Councillor James Gordon will be putting a motion on the floor Monday asking council to formally express concerns with Nestlé's application to renew it's water taking permit for Aberfoyle.
The motion comes before a meeting of City Council's planning meeting but won't be debated until council's regular meeting on Sept. 26.
Gordon's motion reads:
"That Council, with support from Intergovernmental Relations, Policy and Open Government staff, submit comments through the Ontario Environmental Registry process in relation to the recent Nestlé Water permit to take water and express Council's concern that the permit to take water is not in the best interest of the City of Guelph and the watershed shared by the City of Guelph."
It asks that council send a letter by the Sept. 30 deadline.
Nestlé currently has two water-taking permits totaling 4.7 million litres per day.
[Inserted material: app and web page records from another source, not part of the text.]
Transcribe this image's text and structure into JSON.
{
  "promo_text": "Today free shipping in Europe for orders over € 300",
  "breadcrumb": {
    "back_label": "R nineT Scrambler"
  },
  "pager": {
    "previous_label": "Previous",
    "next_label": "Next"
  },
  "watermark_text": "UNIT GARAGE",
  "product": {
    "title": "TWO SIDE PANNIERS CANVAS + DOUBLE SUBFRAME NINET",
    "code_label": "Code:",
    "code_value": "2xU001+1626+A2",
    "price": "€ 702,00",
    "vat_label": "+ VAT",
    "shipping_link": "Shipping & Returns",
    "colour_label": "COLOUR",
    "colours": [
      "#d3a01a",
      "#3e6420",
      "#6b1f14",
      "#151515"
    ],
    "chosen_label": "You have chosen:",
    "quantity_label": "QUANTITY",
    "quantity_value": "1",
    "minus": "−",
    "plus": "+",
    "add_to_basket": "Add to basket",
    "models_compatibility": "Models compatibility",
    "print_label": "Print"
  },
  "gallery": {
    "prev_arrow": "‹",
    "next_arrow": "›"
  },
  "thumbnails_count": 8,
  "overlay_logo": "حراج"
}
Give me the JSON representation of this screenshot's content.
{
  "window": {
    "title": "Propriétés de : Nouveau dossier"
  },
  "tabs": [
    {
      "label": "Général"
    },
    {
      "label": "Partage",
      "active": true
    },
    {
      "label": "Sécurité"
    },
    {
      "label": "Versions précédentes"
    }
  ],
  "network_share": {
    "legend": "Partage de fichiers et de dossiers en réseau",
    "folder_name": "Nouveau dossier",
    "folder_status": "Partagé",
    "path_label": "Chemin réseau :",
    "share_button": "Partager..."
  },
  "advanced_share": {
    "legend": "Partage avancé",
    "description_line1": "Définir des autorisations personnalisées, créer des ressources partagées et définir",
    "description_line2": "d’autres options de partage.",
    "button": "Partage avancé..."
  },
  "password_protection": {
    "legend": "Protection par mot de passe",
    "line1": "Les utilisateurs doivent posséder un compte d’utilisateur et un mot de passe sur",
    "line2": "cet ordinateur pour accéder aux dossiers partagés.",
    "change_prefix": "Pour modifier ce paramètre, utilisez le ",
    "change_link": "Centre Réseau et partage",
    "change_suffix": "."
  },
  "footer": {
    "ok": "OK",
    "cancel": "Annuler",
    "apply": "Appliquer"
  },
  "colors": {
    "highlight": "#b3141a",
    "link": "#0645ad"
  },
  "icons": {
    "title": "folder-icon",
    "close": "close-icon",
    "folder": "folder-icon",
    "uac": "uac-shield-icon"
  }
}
The province allows continued pumping while the permit renewal process is taking place.
Guelph Mayor Cam Guthrie recently posted on his blog a list of questions regarding water extraction and the responses he garnered from city staff.
"I’ve had a lot of questions as of late regarding Nestle and our low levels of water in Guelph currently. The questions have spiked again with the purchase of another well in Elora recently," the Mayor wrote.
"So I reached out to staff about a week ago and the following answers may bring a lot more clarity to this issue."
Several of the answers related to how the Aberfoyle activity does not affect Guelph.
"Nestlé’s water is taken from the Mill Creek subwatershed, which is “downstream” from the Speed River and Eramosa River subwatersheds—the source of the City’s water. Although these subwatersheds are all located in the Grand River watershed, the environmental effects from water taking activities in the Mill Creek subwatershed don’t extend to the Speed and Eramosa subwatersheds. At present, the Nestle water taking has no effect on the City of Guelph’s current water supply."
One of the staff responses read "although Nestlé’s water taking doesn’t impact the City’s municipal groundwater supply directly, the City supports that all local takers of this important resource exercise care and stewardship in their takings."